The Atlanta BeltLine would be almost halfway to its goal of creating 5,600 affordable homes if it could count all the affordable homes that were subsidized by a government and built within a mile-wide corridor centered on the BeltLine, the BeltLine’s interim CEO told members of an Atlanta City Council committee Tuesday.
About halfway to its 2030 deadline, the BeltLine has just published a road map meant to help catch the agency up to its promise to build housing that’s affordable for working folks. The agency’s leader says they’ll need help getting there.
The Atlanta City Council unanimously approved plans on Monday for the Echo Street Communities development in English Avenue, one of the first large-scale developments in the area that has triggered strong alarm among many residents concerned about gentrification on the Westside. The affordable housing plans for the project, which also includes thousands of square feet in office space and retail, match the city’s guidelines, with 35 potential additional affordable units in the works.
A new, $20 million initiative that’s to provide 100 affordable homes – and improve the quality of life – in South DeKalb County could become a model for supporting distressed suburban neighborhoods, which have emerged as the epicenter of poverty since the Great Recession.
Once they were finished, the citizen planners who on Saturday offered their ideas about how to promote housing development in Atlanta relied heavily on many of the same tools used around the nation for more than 30 years – government incentives to entice the free market to meet a public need for housing at all prices.
Cities across the country join metro Atlanta in facing shortages of affordable housing that stem, in part, from a surge in the proportion of rental homes that are built and priced for wealthy folks who want to rent, not own, a home, according to a recent report from a think tank at Harvard University.

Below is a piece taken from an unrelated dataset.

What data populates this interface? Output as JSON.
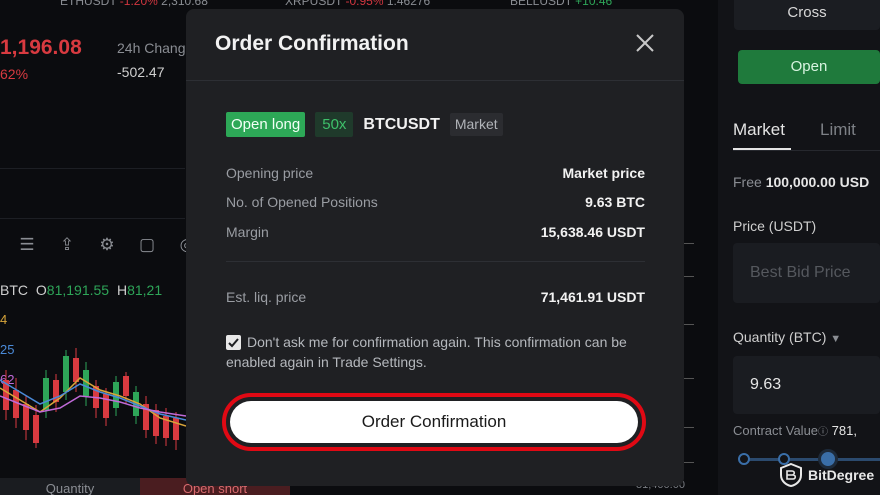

The shortage of affordable homes in metro Atlanta is function of the shortage of homes in all price ranges. The lack of housing units of all types is driving up the prices of the units that do exist, a real estate analyst said Wednesday at the Atlanta Regional Housing Forum.

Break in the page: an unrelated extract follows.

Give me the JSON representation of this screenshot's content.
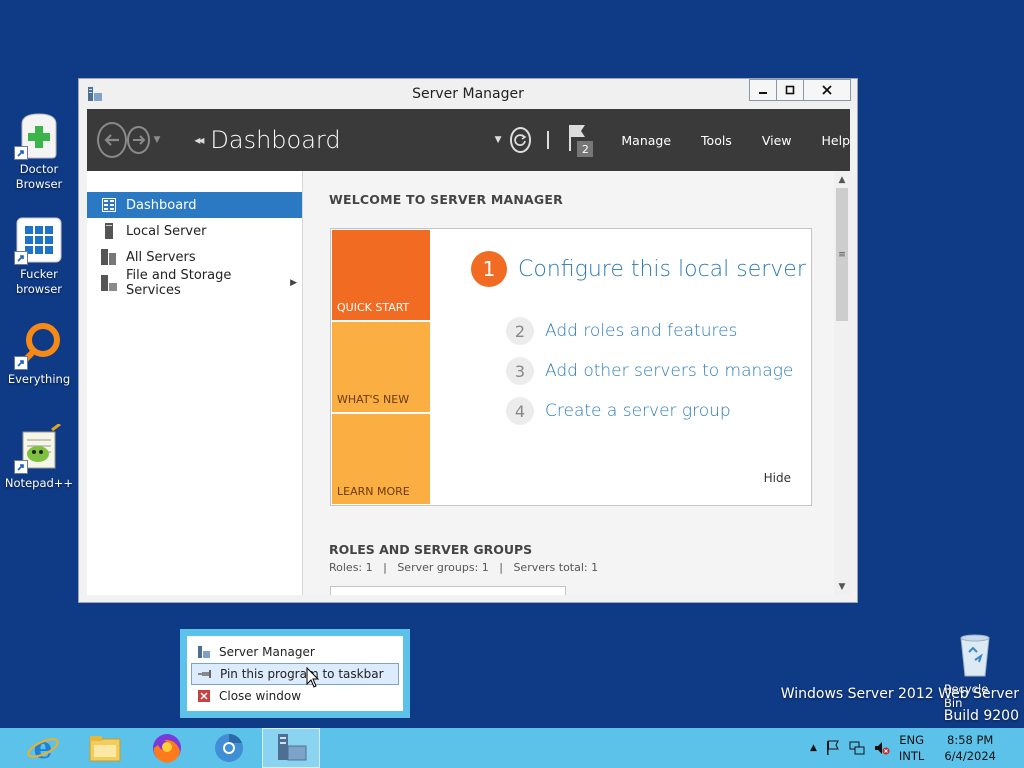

Atlanta’s latest effort to create affordable housing is underway in Carey Park, a Northwest neighborhood the city plans to rezone to a classification intended to promote development of houses for those with low to moderate incomes.
Atlanta’s a growing city, the crown jewel of the nation, declared Mayor Keisha Lance Bottoms in a major speech on Wednesday. But she said it’s going to to need to draw on a spirit of inclusiveness and cooperation to help residents, communities and businesses that are being left behind.
By Guest Columnist KATHLEEN FARRELL, head of commercial real estate at SunTrust Banks, Inc.
Over the last decade, as millennials entered the workforce and delayed or indefinitely avoided buying a home, apartment complexes sprang up across Atlanta – as they did in many U.S. cities – to meet the growing demand for rental housing. Many of these new developments were built as luxury living experiences in order to command higher rents and meet the expectations of a younger clientele. The result was a robust supply of high-end units that have been absorbed by Atlanta’s strong job market, but a dearth of affordable, workforce housing.
A big yellow excavator at Spencer and Walnut streets in Vine City was still on Friday morning — but just for a while, so folks could enjoy a ceremony to mark the groundbreaking for an apartment being built there so that seniors can afford it.
Atlanta plans to rebuild 19 acres at the Civic Center as a mixed-use, mixed income-development. Some folks who came to a city meeting about it are saying they’re looking for walkability, connections to the rest of the city, and preserving the buildings that are on the site.